What you have to do: In the copy, leave out the pictures and repeat all records exactly.

BEGIN Records for processing

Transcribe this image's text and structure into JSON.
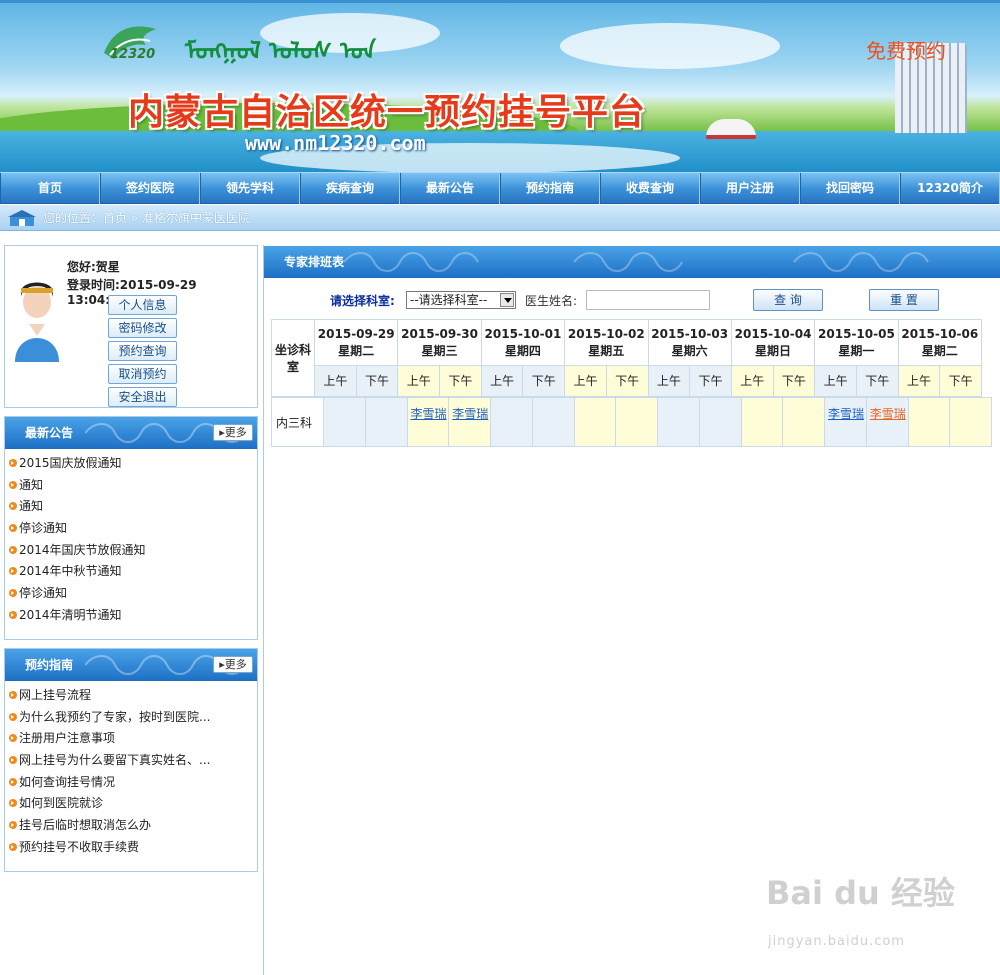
{
  "banner": {
    "title": "内蒙古自治区统一预约挂号平台",
    "badge": "12320",
    "url": "www.nm12320.com",
    "free_label": "免费预约"
  },
  "nav": [
    "首页",
    "签约医院",
    "领先学科",
    "疾病查询",
    "最新公告",
    "预约指南",
    "收费查询",
    "用户注册",
    "找回密码",
    "12320简介"
  ],
  "breadcrumb": {
    "prefix": "您的位置：",
    "home": "首页",
    "sep": "»",
    "current": "准格尔旗中蒙医医院"
  },
  "user": {
    "greeting": "您好:贺星",
    "login_time": "登录时间:2015-09-29 13:04:11",
    "buttons": [
      "个人信息",
      "密码修改",
      "预约查询",
      "取消预约",
      "安全退出"
    ]
  },
  "notices": {
    "title": "最新公告",
    "more": "更多",
    "items": [
      "2015国庆放假通知",
      "通知",
      "通知",
      "停诊通知",
      "2014年国庆节放假通知",
      "2014年中秋节通知",
      "停诊通知",
      "2014年清明节通知"
    ]
  },
  "guide": {
    "title": "预约指南",
    "more": "更多",
    "items": [
      "网上挂号流程",
      "为什么我预约了专家，按时到医院...",
      "注册用户注意事项",
      "网上挂号为什么要留下真实姓名、...",
      "如何查询挂号情况",
      "如何到医院就诊",
      "挂号后临时想取消怎么办",
      "预约挂号不收取手续费"
    ]
  },
  "schedule": {
    "title": "专家排班表",
    "dept_label": "请选择科室:",
    "dept_selected": "--请选择科室--",
    "doctor_label": "医生姓名:",
    "doctor_value": "",
    "search_button": "查 询",
    "reset_button": "重 置",
    "corner": "坐诊科室",
    "days": [
      {
        "date": "2015-09-29",
        "weekday": "星期二",
        "color": "blue"
      },
      {
        "date": "2015-09-30",
        "weekday": "星期三",
        "color": "yellow"
      },
      {
        "date": "2015-10-01",
        "weekday": "星期四",
        "color": "blue"
      },
      {
        "date": "2015-10-02",
        "weekday": "星期五",
        "color": "yellow"
      },
      {
        "date": "2015-10-03",
        "weekday": "星期六",
        "color": "blue"
      },
      {
        "date": "2015-10-04",
        "weekday": "星期日",
        "color": "yellow"
      },
      {
        "date": "2015-10-05",
        "weekday": "星期一",
        "color": "blue"
      },
      {
        "date": "2015-10-06",
        "weekday": "星期二",
        "color": "yellow"
      }
    ],
    "am": "上午",
    "pm": "下午",
    "rows": [
      {
        "dept": "内三科",
        "slots": [
          "",
          "",
          "李雪瑞",
          "李雪瑞",
          "",
          "",
          "",
          "",
          "",
          "",
          "",
          "",
          "李雪瑞",
          "李雪瑞",
          "",
          ""
        ],
        "slot_colors": [
          "",
          "",
          "blue",
          "blue",
          "",
          "",
          "",
          "",
          "",
          "",
          "",
          "",
          "blue",
          "orange",
          "",
          ""
        ]
      }
    ]
  },
  "watermark": {
    "main": "Bai du 经验",
    "sub": "jingyan.baidu.com"
  }
}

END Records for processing

Reply to the exercise:
Transcribe this image's text and structure into JSON.
{
  "banner": {
    "title": "内蒙古自治区统一预约挂号平台",
    "badge": "12320",
    "url": "www.nm12320.com",
    "free_label": "免费预约"
  },
  "nav": [
    "首页",
    "签约医院",
    "领先学科",
    "疾病查询",
    "最新公告",
    "预约指南",
    "收费查询",
    "用户注册",
    "找回密码",
    "12320简介"
  ],
  "breadcrumb": {
    "prefix": "您的位置：",
    "home": "首页",
    "sep": "»",
    "current": "准格尔旗中蒙医医院"
  },
  "user": {
    "greeting": "您好:贺星",
    "login_time": "登录时间:2015-09-29 13:04:11",
    "buttons": [
      "个人信息",
      "密码修改",
      "预约查询",
      "取消预约",
      "安全退出"
    ]
  },
  "notices": {
    "title": "最新公告",
    "more": "更多",
    "items": [
      "2015国庆放假通知",
      "通知",
      "通知",
      "停诊通知",
      "2014年国庆节放假通知",
      "2014年中秋节通知",
      "停诊通知",
      "2014年清明节通知"
    ]
  },
  "guide": {
    "title": "预约指南",
    "more": "更多",
    "items": [
      "网上挂号流程",
      "为什么我预约了专家，按时到医院...",
      "注册用户注意事项",
      "网上挂号为什么要留下真实姓名、...",
      "如何查询挂号情况",
      "如何到医院就诊",
      "挂号后临时想取消怎么办",
      "预约挂号不收取手续费"
    ]
  },
  "schedule": {
    "title": "专家排班表",
    "dept_label": "请选择科室:",
    "dept_selected": "--请选择科室--",
    "doctor_label": "医生姓名:",
    "doctor_value": "",
    "search_button": "查 询",
    "reset_button": "重 置",
    "corner": "坐诊科室",
    "days": [
      {
        "date": "2015-09-29",
        "weekday": "星期二",
        "color": "blue"
      },
      {
        "date": "2015-09-30",
        "weekday": "星期三",
        "color": "yellow"
      },
      {
        "date": "2015-10-01",
        "weekday": "星期四",
        "color": "blue"
      },
      {
        "date": "2015-10-02",
        "weekday": "星期五",
        "color": "yellow"
      },
      {
        "date": "2015-10-03",
        "weekday": "星期六",
        "color": "blue"
      },
      {
        "date": "2015-10-04",
        "weekday": "星期日",
        "color": "yellow"
      },
      {
        "date": "2015-10-05",
        "weekday": "星期一",
        "color": "blue"
      },
      {
        "date": "2015-10-06",
        "weekday": "星期二",
        "color": "yellow"
      }
    ],
    "am": "上午",
    "pm": "下午",
    "rows": [
      {
        "dept": "内三科",
        "slots": [
          "",
          "",
          "李雪瑞",
          "李雪瑞",
          "",
          "",
          "",
          "",
          "",
          "",
          "",
          "",
          "李雪瑞",
          "李雪瑞",
          "",
          ""
        ],
        "slot_colors": [
          "",
          "",
          "blue",
          "blue",
          "",
          "",
          "",
          "",
          "",
          "",
          "",
          "",
          "blue",
          "orange",
          "",
          ""
        ]
      }
    ]
  },
  "watermark": {
    "main": "Bai du 经验",
    "sub": "jingyan.baidu.com"
  }
}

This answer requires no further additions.